Bass Anglers’ Sportfishing Society

Fighting for Bass and Bass Anglers’ since 1973

Book Review

A Guide To Shore Angling On The Dingle Peninsula by Bob Moss – Reviewed by Neil Fluke

In his Guide to Shore Angling on the Dingle Peninsula Bob Moss has created a remedy for Jeff Tucker’s Irish bass lament (BASS 87 Autumn ’98); a classic example of how not to embark on an angling expedition. If Jeff had been in possession of this guide book then his forlorn statement, As far as I can remember we could not find any bait, may well have been something like, We lost count of the fish we returned that evening. Bob has produced a guide that others should emulate. A difficult task. As this one is delivered from the heart of a man who has immersed himself (a great deal of the time literally!) for over thirty years in the waters around the Dingle Peninsula and in that time collecting eleven specimen fish awards for fish caught in the area (that figure would be more but Bob gave up killing fish just for the purpose of claiming a certificate several years ago).
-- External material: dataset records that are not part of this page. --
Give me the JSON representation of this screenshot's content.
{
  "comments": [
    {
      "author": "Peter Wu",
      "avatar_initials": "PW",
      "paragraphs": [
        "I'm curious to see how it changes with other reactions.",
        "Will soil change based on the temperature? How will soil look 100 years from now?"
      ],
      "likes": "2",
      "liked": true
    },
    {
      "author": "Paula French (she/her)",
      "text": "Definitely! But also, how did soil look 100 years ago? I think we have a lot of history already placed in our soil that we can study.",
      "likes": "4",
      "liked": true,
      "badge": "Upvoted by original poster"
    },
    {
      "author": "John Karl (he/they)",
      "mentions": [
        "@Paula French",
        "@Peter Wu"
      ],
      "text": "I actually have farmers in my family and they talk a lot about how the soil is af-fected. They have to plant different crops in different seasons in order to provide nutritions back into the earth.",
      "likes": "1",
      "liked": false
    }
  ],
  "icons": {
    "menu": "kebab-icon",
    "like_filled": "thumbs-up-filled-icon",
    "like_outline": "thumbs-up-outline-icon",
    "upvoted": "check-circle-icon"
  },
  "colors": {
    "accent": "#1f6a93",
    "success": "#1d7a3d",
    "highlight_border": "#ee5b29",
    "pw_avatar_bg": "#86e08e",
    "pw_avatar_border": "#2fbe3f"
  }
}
The book covers from Tralee to Inch in an anticlockwise journey. Watch yourself here, as the first paragraph allows you to gently set foot on the Dingle Peninsula in comfort, and accompany Bob on an angling tour that’ll make you want to grab your gear, get over there now ? on the ferry/whatever and face the consequences when you get back ? to reality. Fishing memoirs are woven into the details, breathing life into the directions which are meticulous (Bob being aware of the cantankerous nature of Irish miles, and signposts that can often lead you to some mysterious fairy glen) – when making the turn though, set the car’s milometer to zero for we are heading for a location exactly two miles away. The integrity of the information is unquestionable. On bait collection for example, whereas previous guides have found it sufficient to identify the beds, Bob actually informs you of one lug bed to avoid as they are very long and watery and besides not keeping very well, have a tendency to fish badly. Time can be precious to the visiting angler and Bob also uses his experience here by suggesting fishing itineraries that integrate the prime fishing times of several marks which are in close proximity. Naturally the readership of this review will be bass orientated and Bob covers the traditional methods while contemporising it with the flavour of plugs, fly-fishing and direct inspirational challenges to anyone adventurous enough to give it a try.

This comprehensive 52 page guide should fulfill Bob’s purpose – to overcome the initial confusion and allow the angler to fish with confidence from day one, whilst still providing plenty of scope to explore, thereby appealing to the initiated s well as the newcomer. To my mind the book is more than a guide, it is an invitation to enjoy, appreciate and respect a small corner of the world with rod and line. An essential piece of kit for anyone intending to fish the Dingle Peninsula.

Copies of Guide To Shore Angling On The Dingle Peninsula can be obtained direct from:

Bob Moss, Ballydavid, Tralee, Co. Kerry, Eire, at a cost of £4.95 plus £1.00 p&p.

This article originally appeared in BASS Magazine No: 90 – Summer 1999